Which lines of the data contain the string "Mass"? Copy every one.

● Raw data:
=======

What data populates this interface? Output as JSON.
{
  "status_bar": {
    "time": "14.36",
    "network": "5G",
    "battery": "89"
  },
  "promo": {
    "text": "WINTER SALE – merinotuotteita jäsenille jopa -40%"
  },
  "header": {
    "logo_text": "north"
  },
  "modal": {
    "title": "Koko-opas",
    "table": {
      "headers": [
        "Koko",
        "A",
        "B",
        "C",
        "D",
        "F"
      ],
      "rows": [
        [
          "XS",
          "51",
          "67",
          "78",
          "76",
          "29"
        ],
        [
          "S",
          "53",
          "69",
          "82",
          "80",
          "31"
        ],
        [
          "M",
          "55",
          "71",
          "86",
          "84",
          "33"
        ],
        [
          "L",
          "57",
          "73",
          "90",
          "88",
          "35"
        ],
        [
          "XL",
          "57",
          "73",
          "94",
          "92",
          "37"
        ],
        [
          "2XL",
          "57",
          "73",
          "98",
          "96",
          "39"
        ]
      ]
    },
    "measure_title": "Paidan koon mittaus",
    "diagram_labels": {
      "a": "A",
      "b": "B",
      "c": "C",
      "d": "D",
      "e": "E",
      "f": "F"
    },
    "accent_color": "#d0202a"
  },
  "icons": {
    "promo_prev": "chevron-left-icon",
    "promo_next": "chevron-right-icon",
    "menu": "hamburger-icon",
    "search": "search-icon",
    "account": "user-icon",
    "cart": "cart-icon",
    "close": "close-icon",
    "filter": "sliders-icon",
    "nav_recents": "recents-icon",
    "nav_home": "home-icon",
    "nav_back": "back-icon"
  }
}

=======

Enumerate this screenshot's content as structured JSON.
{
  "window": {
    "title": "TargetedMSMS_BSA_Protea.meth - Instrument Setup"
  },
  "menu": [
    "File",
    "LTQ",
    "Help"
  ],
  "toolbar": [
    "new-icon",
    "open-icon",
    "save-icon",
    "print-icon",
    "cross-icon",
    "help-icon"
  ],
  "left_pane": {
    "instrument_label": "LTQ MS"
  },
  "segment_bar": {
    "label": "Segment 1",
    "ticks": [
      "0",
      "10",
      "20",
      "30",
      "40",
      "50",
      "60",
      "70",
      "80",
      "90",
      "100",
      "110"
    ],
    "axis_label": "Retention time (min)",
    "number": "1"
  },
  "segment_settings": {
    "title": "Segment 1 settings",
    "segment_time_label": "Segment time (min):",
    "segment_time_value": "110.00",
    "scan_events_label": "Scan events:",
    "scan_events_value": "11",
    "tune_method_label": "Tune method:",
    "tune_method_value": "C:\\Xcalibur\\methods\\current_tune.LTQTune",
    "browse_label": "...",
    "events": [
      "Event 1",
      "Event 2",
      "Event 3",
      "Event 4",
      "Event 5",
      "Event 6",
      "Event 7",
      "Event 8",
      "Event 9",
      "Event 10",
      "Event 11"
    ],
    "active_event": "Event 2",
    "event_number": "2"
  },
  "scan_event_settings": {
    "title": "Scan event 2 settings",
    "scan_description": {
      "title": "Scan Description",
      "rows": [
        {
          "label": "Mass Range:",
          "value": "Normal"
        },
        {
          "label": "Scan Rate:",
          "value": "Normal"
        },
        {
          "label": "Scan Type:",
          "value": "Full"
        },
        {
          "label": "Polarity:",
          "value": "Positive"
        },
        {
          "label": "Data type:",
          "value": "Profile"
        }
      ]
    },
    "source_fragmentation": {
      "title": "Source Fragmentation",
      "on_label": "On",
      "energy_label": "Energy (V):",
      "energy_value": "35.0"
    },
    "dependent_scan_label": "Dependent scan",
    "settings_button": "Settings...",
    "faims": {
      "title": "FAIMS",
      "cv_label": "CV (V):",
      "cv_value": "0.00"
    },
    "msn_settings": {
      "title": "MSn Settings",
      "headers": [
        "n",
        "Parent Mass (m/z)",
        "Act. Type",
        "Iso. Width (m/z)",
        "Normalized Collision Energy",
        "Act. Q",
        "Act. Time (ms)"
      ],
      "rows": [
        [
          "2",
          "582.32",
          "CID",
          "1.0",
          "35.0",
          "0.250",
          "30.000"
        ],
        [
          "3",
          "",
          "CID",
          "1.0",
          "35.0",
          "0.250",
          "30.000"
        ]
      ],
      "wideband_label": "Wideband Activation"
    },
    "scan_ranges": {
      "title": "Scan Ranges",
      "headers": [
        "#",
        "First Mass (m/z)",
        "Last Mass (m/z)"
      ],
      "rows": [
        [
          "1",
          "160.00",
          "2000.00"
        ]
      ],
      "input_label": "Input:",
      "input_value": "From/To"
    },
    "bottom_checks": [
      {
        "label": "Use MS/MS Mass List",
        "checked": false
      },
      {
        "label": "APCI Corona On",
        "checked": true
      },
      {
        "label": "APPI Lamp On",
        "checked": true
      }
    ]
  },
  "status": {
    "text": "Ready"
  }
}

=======

● Exercise result:
          "label": "Mass Range:",
        "Parent Mass (m/z)",
        "First Mass (m/z)",
        "Last Mass (m/z)"
        "label": "Use MS/MS Mass List",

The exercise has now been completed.